Subject(s): Science
Grades 1 through 2
School: Highland Elementary School, Cheshire, CT
Planned By: Erica Bordonaro
Original Author: Erica Bordonaro, Cheshire

In a previous lesson, students have completed a KWL chart that includes their previous knowledge of plants and questions they want answered. They will fill in what they have learned throughout the course of this lesson/unit.

1.) To initiate this lesson, ask students to share their previous knowledge about plants. Have them discuss types of plants they have seen and where they have seen them. Explain that today, students will study plants in their surrounding environment in order to learn more about them. Explain that they will have to think about the following questions as they investigate: What do all plants have in common? How are plants different?

2.) Tell students that the class will go outdoors to look for different types of plants. Discuss safety issues and rules such as no touching the plants and staying with the class.
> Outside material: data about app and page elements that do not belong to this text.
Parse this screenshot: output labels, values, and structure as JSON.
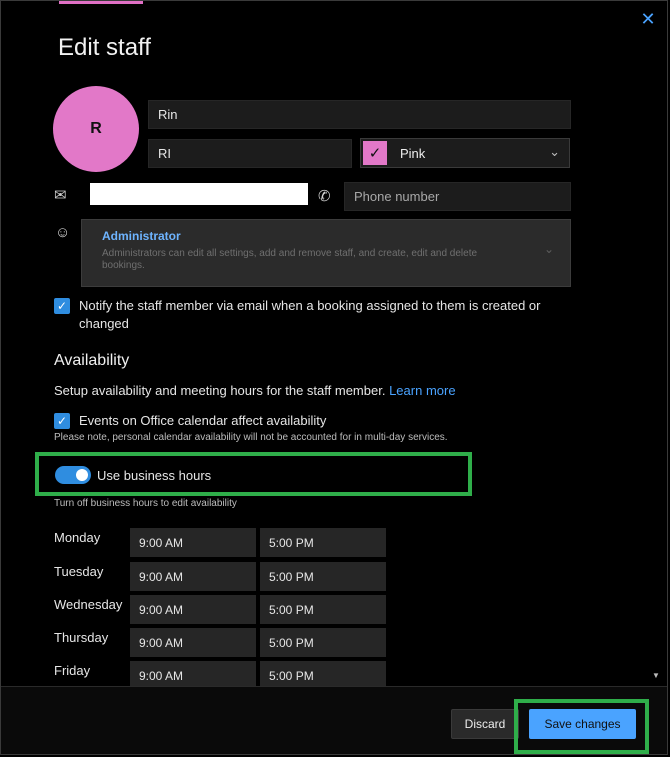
{
  "dialog": {
    "title": "Edit staff",
    "close_glyph": "✕"
  },
  "staff": {
    "avatar_initial": "R",
    "display_name": "Rin",
    "initials": "RI",
    "color_label": "Pink",
    "color_hex": "#e278c8",
    "email_value": "",
    "phone_placeholder": "Phone number"
  },
  "role": {
    "name": "Administrator",
    "description": "Administrators can edit all settings, add and remove staff, and create, edit and delete bookings."
  },
  "notify": {
    "checked": true,
    "label": "Notify the staff member via email when a booking assigned to them is created or changed"
  },
  "availability": {
    "title": "Availability",
    "description": "Setup availability and meeting hours for the staff member.",
    "learn_more": "Learn more",
    "office_calendar_label": "Events on Office calendar affect availability",
    "office_calendar_note": "Please note, personal calendar availability will not be accounted for in multi-day services.",
    "business_hours_label": "Use business hours",
    "business_hours_on": true,
    "business_hours_note": "Turn off business hours to edit availability"
  },
  "schedule": [
    {
      "day": "Monday",
      "start": "9:00 AM",
      "end": "5:00 PM"
    },
    {
      "day": "Tuesday",
      "start": "9:00 AM",
      "end": "5:00 PM"
    },
    {
      "day": "Wednesday",
      "start": "9:00 AM",
      "end": "5:00 PM"
    },
    {
      "day": "Thursday",
      "start": "9:00 AM",
      "end": "5:00 PM"
    },
    {
      "day": "Friday",
      "start": "9:00 AM",
      "end": "5:00 PM"
    }
  ],
  "footer": {
    "discard_label": "Discard",
    "save_label": "Save changes"
  },
  "colors": {
    "accent": "#4aa3ff",
    "highlight": "#2fae4a",
    "avatar": "#e278c8"
  }
}
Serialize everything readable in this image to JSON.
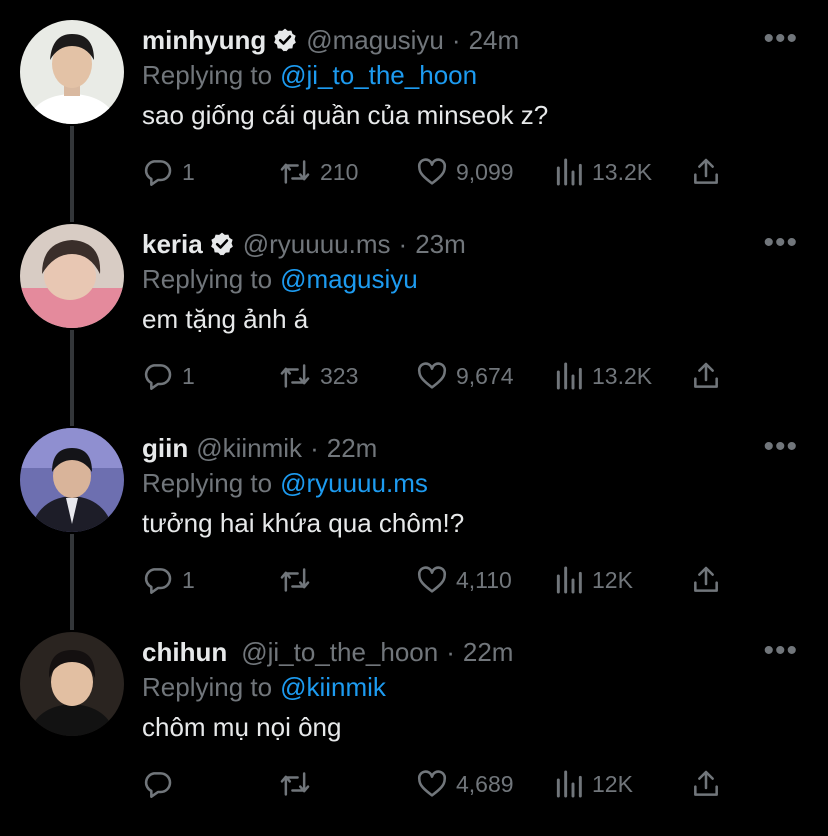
{
  "tweets": [
    {
      "name": "minhyung",
      "verified": true,
      "handle": "@magusiyu",
      "time": "24m",
      "replying_label": "Replying to",
      "replying_to": "@ji_to_the_hoon",
      "text": "sao giống cái quần của minseok z?",
      "replies": "1",
      "retweets": "210",
      "likes": "9,099",
      "views": "13.2K"
    },
    {
      "name": "keria",
      "verified": true,
      "handle": "@ryuuuu.ms",
      "time": "23m",
      "replying_label": "Replying to",
      "replying_to": "@magusiyu",
      "text": "em tặng ảnh á",
      "replies": "1",
      "retweets": "323",
      "likes": "9,674",
      "views": "13.2K"
    },
    {
      "name": "giin",
      "verified": false,
      "handle": "@kiinmik",
      "time": "22m",
      "replying_label": "Replying to",
      "replying_to": "@ryuuuu.ms",
      "text": "tưởng hai khứa qua chôm!?",
      "replies": "1",
      "retweets": "",
      "likes": "4,110",
      "views": "12K"
    },
    {
      "name": "chihun",
      "verified": false,
      "handle": "@ji_to_the_hoon",
      "time": "22m",
      "replying_label": "Replying to",
      "replying_to": "@kiinmik",
      "text": "chôm mụ nọi ông",
      "replies": "",
      "retweets": "",
      "likes": "4,689",
      "views": "12K"
    }
  ],
  "colors": {
    "background": "#000000",
    "text": "#e7e9ea",
    "muted": "#71767b",
    "link": "#1d9bf0"
  },
  "icons": [
    "verified-icon",
    "more-icon",
    "reply-icon",
    "retweet-icon",
    "like-icon",
    "views-icon",
    "share-icon"
  ]
}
Place students in groups of three or four and demonstrate how they will use a digital camera to take close up photographs of different types of plants. Remind them that their photographs will later be used in a class discussion.

3.) Give students time to capture photographs in the outdoor nature center behind the school. (A nearby playground or garden can be used if your school does not have an outdoor nature center.)
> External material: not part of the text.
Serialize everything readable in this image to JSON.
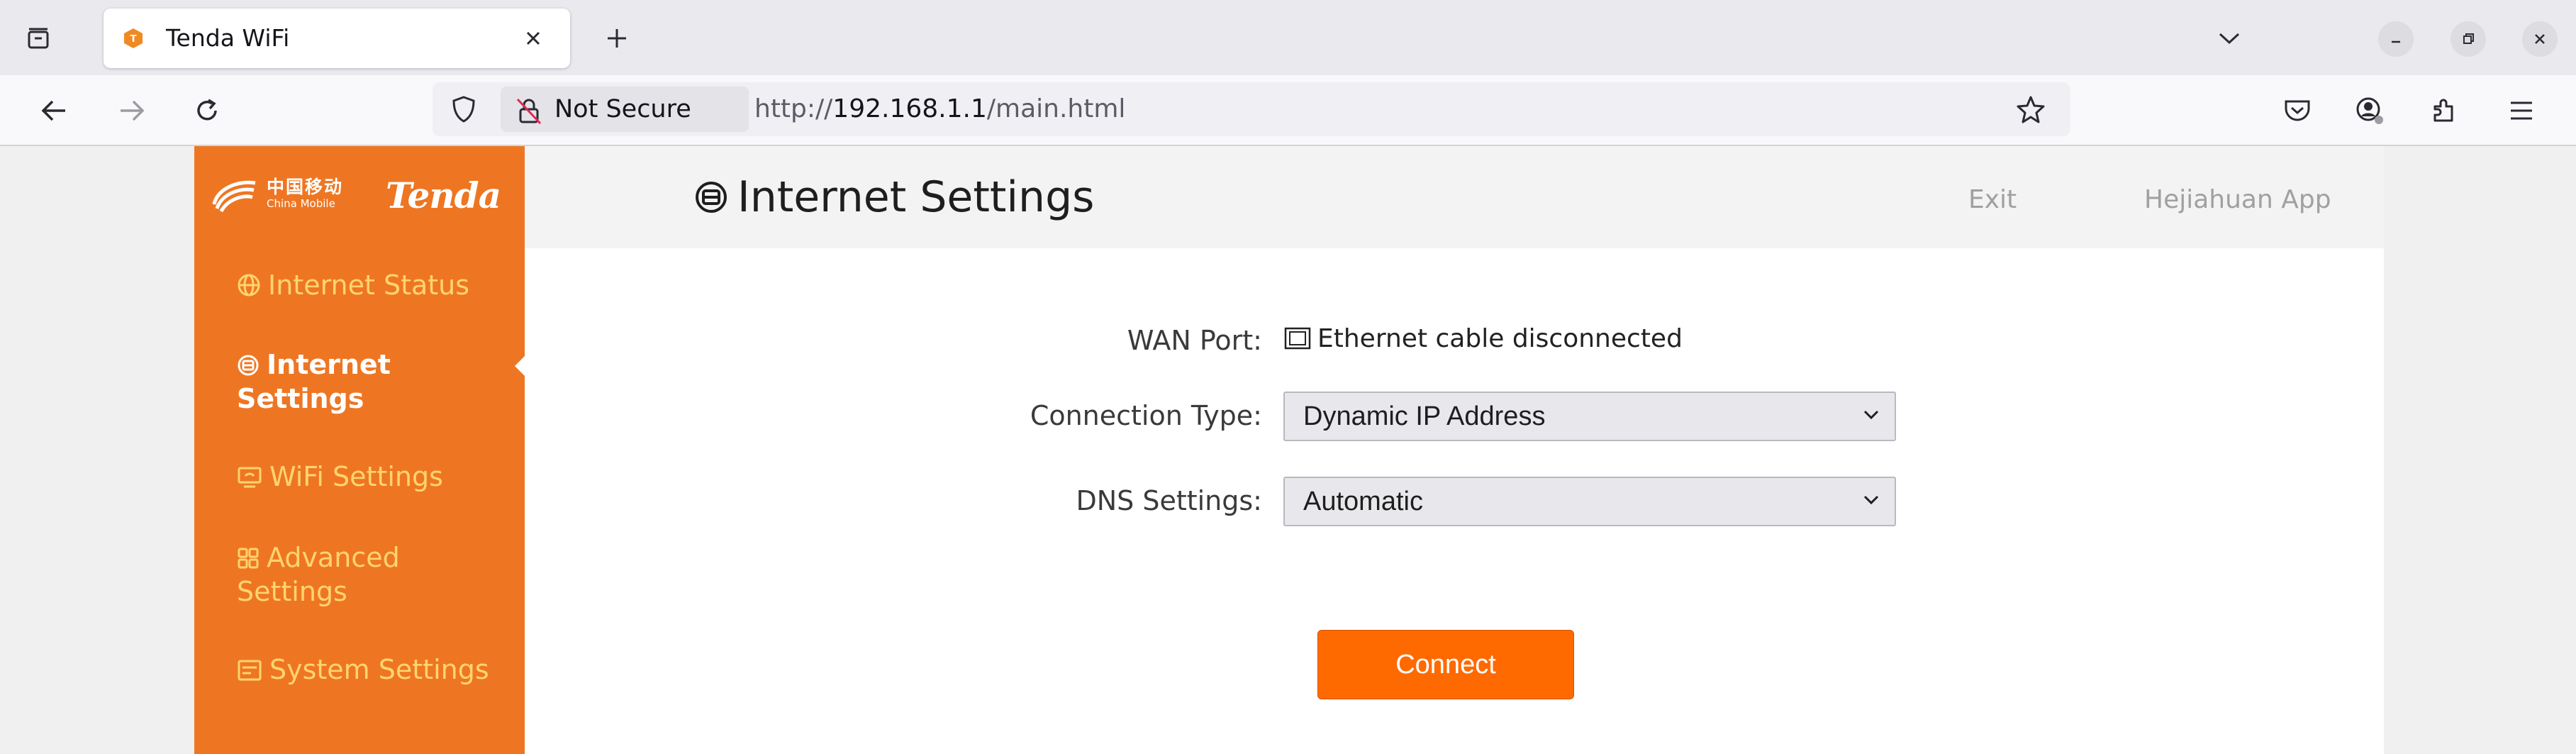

4.) After enough photographs have been taken, load them onto a computer to be shown on a SMART Board. Display exemplary photographs on the SMART Notebook and have students discuss what is similar about all of the plants. Have volunteers circle the similarities with the digital pen. Label them accordingly and discuss how these parts help the plant. Repeat this procedure for the differences among the plants.

5.) Ask students to think about why there are so many different types of plants in one area and how they may have gotten there. Tell students they will discuss these questions in the next lesson. Save the pictures and print the ones displayed in class to be used in a follow-up assessment.
Comments
Using the photographs that students took of the actual plants in their surrounding environment will create a more meaningful and real-life experience.
Cross-Curriculum Ideas
The photographs can be used as a writing prompt in which students can imagine how the plants came to be. Students can read non-fiction texts about plants to further learn about plant parts and habitats.
Follow-Up
Have students compare two or more of the plant photographs by drawing a circle around the parts that are similar and a check mark near parts that are different. Have them write what they learned under the photographs.
Materials: Point and Shoot, Wildlife, Digital SLR, Mobile Labs, Camera Bags, xD Memory Cards, Flash/USB Drives